LONDON—It’s becoming a bourbon-soaked world out there. For about a decade now, more and more whiskey drinkers internationally, far beyond the drink’s home state of Kentucky, have been developing a taste for the American spirit. And Europe, which was the single largest destination for U.S. spirit exports in 2016, has been at the center of the world’s bourbon renaissance.
“Bourbon has witnessed spectacular growth rates across the world, especially in Western Europe,” Spiros Malandrakis, the head analyst of alcoholic drinks at market-research company Euromonitor International, told me. Mad Men had something to do with it, he said (the AMC show features an Old Fashioned-clutching protagonist in the person of Don Draper), and so has the rise of cocktail culture around the world.
But bourbon’s fortunes may be changing, and the uncertain fate of one liquor distills many of the bigger forces unleashed by Trump’s burgeoning global trade war.

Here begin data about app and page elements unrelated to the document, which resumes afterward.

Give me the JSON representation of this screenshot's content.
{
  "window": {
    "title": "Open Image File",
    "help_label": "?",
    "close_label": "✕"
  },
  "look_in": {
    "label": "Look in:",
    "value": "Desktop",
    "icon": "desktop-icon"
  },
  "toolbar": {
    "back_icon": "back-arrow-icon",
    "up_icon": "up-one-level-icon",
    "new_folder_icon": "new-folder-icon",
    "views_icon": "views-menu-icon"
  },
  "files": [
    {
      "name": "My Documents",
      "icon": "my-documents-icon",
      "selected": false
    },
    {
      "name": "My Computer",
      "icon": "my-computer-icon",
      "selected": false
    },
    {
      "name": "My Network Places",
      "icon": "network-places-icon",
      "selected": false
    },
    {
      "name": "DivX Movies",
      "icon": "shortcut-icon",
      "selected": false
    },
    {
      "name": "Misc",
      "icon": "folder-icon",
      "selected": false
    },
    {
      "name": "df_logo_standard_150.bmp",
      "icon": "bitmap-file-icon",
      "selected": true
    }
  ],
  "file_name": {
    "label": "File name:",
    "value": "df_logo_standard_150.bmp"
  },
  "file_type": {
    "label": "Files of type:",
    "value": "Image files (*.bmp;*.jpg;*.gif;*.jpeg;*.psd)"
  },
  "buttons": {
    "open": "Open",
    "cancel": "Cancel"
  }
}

But what does happy hour have to do with metal tariffs? When Trump decided to slap import taxes on steel and aluminum from Europe and other U.S. allies, Europe opted among other things to hit the booze—with taxes, that is. The EU put bourbon on a list of more than 100 American products that now face increased tariffs by the European Union, meaning importing them to Europe will be more expensive. As of Friday, American whiskey exports to the EU will face a 25-percent levy; assuming that sellers in Europe make consumers absorb all these costs, that could mean that, say, a bottle of Maker’s Mark that usually costs 35 euros at the grocery store would now cost as much as 44 euros. To the extent this drives consumers to opt for the Glenlivet instead, the tax threatens to hinder the bourbon industry’s growing export market, of which the EU claims nearly half. It also hurts Europe’s bourbon drinkers, for whom smaller bourbon brands could become more expensive—or simply disappear from the continent’s shelves entirely.